SUPPLIED MATERIAL
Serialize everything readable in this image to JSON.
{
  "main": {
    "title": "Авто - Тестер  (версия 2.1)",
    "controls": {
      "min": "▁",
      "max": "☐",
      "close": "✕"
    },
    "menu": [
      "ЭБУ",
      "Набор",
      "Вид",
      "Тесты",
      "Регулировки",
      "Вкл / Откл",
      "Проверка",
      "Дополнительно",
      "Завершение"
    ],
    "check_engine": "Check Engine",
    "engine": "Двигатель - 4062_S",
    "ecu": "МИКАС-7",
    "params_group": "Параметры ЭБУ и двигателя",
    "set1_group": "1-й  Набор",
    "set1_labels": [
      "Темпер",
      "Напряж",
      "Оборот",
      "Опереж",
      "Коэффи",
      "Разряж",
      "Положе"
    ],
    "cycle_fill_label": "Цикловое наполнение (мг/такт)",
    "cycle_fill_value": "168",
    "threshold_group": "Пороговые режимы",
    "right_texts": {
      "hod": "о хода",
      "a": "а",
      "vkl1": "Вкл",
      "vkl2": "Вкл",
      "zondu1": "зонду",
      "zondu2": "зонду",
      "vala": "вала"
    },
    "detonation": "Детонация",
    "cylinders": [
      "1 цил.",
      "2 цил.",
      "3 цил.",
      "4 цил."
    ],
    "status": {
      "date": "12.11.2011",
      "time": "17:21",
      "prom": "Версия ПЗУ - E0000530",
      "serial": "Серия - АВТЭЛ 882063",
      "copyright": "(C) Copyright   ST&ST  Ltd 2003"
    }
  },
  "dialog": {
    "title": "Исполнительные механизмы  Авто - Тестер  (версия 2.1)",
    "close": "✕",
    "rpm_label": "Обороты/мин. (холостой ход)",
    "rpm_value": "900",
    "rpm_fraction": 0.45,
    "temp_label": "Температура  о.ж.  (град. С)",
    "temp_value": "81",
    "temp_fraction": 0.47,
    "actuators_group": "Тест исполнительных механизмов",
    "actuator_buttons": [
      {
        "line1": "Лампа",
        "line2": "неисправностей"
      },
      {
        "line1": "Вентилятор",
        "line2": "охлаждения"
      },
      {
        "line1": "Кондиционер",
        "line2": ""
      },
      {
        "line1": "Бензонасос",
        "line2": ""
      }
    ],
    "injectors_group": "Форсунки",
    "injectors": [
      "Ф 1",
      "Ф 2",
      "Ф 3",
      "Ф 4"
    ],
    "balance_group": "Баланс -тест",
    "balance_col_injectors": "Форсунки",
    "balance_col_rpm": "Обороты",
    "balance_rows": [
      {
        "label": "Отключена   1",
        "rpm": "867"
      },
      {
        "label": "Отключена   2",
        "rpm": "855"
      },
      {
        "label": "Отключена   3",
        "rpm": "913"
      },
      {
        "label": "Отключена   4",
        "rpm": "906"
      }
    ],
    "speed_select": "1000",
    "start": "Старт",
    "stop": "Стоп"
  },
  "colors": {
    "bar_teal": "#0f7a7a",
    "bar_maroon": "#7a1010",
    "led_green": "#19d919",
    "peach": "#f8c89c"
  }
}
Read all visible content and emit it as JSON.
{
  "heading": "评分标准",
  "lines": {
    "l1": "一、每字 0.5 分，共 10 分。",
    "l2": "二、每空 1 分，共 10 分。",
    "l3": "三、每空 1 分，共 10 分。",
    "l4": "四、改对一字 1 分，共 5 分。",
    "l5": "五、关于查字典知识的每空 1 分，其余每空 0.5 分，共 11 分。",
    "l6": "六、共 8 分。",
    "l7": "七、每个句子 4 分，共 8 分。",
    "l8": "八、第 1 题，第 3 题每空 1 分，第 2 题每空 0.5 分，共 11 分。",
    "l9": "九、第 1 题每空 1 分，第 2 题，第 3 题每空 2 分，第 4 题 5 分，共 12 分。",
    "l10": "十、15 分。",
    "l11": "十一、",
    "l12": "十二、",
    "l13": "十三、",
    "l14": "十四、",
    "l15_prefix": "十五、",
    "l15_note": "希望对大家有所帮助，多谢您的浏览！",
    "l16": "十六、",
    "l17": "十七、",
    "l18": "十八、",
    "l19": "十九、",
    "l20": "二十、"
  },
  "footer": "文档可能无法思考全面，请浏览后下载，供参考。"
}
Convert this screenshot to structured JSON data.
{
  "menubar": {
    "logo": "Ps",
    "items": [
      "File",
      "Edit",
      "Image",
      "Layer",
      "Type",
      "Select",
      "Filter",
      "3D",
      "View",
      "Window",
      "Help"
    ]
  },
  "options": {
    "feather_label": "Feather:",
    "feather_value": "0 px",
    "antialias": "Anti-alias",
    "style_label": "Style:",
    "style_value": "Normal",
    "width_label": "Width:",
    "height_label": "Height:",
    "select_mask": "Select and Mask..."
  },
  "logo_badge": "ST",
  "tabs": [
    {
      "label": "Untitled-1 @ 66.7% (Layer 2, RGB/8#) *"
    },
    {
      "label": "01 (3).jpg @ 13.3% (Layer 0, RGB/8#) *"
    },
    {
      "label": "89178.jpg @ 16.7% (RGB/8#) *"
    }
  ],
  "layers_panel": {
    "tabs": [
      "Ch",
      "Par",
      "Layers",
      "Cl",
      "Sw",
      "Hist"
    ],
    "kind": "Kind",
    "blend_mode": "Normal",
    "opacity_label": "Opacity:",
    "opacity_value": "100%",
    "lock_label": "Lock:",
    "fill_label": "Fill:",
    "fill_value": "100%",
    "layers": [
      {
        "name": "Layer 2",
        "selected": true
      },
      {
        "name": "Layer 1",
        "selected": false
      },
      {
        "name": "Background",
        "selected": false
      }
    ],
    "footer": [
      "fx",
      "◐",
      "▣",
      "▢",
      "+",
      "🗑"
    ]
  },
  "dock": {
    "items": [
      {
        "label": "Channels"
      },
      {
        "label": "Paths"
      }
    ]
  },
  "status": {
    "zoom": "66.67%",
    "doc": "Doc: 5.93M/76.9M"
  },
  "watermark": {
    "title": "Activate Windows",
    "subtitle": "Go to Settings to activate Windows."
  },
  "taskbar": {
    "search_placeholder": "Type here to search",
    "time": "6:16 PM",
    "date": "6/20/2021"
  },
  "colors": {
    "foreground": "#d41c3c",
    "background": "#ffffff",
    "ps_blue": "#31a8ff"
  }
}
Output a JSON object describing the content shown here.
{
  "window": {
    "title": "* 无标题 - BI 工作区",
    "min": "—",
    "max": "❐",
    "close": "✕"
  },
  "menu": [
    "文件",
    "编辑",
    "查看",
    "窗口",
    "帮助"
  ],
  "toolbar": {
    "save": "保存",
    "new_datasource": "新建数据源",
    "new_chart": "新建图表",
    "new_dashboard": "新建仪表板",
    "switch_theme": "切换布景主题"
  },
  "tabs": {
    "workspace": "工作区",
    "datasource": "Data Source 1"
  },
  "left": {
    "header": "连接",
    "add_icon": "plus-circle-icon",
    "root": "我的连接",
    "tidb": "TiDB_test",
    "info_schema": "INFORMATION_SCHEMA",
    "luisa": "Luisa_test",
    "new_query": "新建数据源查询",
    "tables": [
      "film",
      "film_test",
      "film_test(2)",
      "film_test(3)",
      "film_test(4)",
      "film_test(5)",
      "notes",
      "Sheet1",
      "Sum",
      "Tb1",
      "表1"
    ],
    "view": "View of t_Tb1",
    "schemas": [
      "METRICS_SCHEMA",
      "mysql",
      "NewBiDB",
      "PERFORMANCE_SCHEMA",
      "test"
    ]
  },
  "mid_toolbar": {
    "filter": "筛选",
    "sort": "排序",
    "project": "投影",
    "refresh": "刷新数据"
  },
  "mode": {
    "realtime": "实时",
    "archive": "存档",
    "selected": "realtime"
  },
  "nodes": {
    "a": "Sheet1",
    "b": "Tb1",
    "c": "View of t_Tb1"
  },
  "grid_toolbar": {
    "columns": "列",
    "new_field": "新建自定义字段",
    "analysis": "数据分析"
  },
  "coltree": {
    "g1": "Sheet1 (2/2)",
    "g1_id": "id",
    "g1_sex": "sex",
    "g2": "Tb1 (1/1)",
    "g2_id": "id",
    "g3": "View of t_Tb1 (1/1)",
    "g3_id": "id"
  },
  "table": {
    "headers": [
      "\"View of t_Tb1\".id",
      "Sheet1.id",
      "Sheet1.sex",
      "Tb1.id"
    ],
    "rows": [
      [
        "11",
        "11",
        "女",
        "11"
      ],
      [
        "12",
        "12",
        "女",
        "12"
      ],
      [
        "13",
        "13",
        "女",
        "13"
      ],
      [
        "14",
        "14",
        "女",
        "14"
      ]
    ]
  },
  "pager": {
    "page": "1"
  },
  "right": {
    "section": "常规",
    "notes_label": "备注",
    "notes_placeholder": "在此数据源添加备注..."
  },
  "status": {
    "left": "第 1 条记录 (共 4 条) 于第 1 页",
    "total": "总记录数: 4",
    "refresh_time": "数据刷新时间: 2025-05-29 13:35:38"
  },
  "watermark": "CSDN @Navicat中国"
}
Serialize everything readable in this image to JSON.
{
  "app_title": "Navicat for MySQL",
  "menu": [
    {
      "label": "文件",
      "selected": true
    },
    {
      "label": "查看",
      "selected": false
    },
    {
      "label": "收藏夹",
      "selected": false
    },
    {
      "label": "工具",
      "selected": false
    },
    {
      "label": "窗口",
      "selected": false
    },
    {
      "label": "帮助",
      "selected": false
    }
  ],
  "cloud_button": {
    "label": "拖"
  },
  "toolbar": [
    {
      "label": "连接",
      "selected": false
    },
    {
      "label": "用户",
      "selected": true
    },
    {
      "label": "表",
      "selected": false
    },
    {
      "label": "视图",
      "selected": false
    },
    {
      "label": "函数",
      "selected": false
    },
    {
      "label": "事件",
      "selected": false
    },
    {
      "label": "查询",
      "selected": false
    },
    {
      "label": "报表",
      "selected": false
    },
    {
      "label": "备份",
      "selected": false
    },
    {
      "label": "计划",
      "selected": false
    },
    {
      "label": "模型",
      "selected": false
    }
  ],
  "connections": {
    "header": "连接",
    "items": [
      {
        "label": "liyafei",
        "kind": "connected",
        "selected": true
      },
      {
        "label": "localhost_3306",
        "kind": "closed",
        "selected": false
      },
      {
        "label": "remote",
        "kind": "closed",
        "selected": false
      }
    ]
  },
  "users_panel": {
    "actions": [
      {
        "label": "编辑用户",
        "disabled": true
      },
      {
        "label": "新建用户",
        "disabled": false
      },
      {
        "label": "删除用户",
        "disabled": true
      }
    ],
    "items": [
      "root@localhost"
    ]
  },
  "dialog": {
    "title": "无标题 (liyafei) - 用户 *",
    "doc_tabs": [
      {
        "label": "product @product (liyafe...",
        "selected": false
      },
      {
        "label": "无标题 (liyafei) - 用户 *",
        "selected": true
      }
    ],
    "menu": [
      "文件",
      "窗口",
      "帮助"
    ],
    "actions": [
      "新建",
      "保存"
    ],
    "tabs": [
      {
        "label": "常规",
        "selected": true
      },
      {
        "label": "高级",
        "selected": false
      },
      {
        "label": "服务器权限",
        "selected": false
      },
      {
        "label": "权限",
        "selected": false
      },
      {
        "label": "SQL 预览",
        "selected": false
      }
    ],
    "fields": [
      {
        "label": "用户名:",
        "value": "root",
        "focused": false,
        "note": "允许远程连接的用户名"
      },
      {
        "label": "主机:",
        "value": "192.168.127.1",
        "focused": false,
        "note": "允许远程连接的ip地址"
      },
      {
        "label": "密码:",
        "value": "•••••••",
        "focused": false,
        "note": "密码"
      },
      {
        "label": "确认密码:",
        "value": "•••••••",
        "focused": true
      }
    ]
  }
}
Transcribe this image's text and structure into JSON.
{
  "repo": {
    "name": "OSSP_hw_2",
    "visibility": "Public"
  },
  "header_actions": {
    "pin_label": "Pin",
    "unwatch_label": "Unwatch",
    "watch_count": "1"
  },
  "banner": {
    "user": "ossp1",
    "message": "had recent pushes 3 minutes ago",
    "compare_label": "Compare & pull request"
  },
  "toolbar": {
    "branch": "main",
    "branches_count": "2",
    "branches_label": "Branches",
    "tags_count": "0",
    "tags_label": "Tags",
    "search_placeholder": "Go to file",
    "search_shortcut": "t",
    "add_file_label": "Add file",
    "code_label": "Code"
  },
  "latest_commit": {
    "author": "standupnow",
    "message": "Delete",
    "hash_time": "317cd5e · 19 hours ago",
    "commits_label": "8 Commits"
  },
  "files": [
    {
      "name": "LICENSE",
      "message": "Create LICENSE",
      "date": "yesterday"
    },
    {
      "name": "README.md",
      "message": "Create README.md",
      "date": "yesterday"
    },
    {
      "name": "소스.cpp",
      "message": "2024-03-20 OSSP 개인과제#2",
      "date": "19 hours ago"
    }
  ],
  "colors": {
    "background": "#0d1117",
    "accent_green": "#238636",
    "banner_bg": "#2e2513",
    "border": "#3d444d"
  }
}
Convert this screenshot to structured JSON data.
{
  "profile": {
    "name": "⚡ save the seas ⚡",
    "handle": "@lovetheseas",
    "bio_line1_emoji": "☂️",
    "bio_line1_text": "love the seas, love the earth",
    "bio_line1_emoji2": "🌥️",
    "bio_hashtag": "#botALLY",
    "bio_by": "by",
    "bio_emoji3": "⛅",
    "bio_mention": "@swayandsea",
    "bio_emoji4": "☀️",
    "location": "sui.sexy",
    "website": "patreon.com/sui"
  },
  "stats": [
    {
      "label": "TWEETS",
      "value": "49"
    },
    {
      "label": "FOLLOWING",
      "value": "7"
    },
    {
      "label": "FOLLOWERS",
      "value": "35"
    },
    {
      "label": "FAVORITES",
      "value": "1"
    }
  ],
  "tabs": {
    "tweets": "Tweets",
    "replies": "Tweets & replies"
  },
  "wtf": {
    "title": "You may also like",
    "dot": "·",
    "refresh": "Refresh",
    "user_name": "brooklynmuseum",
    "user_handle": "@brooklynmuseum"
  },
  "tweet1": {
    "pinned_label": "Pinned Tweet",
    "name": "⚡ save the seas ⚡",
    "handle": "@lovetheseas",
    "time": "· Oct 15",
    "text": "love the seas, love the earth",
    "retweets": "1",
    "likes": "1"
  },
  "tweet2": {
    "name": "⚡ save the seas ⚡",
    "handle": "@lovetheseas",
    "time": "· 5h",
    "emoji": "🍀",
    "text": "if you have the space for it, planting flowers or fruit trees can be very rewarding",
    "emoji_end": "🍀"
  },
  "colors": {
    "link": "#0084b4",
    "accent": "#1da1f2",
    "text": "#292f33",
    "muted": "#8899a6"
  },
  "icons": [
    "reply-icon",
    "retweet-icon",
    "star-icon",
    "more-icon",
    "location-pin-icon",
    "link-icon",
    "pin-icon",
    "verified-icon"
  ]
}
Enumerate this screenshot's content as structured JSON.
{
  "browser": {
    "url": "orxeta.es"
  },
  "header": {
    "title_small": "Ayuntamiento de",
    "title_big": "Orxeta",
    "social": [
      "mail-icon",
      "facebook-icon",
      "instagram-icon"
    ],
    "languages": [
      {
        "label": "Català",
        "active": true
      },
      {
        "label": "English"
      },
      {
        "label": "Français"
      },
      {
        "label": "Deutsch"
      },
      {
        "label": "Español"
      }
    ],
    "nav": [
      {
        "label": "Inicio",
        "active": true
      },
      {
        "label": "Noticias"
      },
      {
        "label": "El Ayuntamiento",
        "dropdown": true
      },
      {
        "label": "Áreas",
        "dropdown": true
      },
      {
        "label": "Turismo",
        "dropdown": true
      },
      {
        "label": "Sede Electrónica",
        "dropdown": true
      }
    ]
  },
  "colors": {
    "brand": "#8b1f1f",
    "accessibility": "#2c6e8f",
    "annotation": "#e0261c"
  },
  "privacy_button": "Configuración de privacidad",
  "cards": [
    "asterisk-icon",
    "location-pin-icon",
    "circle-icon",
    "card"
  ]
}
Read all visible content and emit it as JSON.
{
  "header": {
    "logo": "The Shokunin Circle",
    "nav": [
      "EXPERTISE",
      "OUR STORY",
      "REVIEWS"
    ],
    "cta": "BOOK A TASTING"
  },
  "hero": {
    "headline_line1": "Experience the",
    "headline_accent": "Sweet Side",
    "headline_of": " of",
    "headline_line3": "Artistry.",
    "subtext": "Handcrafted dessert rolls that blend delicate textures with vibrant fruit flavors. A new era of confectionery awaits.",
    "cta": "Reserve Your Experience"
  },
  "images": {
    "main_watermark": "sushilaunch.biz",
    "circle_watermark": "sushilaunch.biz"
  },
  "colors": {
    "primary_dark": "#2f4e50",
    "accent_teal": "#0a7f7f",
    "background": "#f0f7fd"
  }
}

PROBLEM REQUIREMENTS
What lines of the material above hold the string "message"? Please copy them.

WRITTEN SOLUTION
    "message": "had recent pushes 3 minutes ago",
    "message": "Delete",
      "message": "Create LICENSE",
      "message": "Create README.md",
      "message": "2024-03-20 OSSP 개인과제#2",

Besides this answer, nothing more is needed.